Every line below that holds the word "name" counts once; please tally them and give only the total.

__AVAILABLE RECORDS__:
● ● ● ● ● ● ●

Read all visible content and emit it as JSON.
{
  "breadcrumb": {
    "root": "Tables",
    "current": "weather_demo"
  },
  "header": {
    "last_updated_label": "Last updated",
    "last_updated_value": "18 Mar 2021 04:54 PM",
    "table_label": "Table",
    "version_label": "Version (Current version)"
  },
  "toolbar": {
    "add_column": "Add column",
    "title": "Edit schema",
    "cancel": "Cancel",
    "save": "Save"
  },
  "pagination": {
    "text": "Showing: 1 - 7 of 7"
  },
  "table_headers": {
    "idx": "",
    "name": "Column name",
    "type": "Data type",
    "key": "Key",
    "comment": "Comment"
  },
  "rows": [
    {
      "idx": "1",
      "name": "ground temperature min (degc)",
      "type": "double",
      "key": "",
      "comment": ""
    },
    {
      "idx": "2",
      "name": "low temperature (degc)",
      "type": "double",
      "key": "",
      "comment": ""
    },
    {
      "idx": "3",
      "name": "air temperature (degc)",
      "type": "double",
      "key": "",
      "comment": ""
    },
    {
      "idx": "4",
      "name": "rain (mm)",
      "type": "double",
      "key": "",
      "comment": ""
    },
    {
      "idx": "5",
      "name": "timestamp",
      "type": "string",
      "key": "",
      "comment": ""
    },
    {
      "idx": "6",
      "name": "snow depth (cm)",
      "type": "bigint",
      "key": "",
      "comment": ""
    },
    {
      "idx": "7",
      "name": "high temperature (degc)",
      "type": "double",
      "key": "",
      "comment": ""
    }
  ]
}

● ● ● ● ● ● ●

__ANSWER BOX__: 8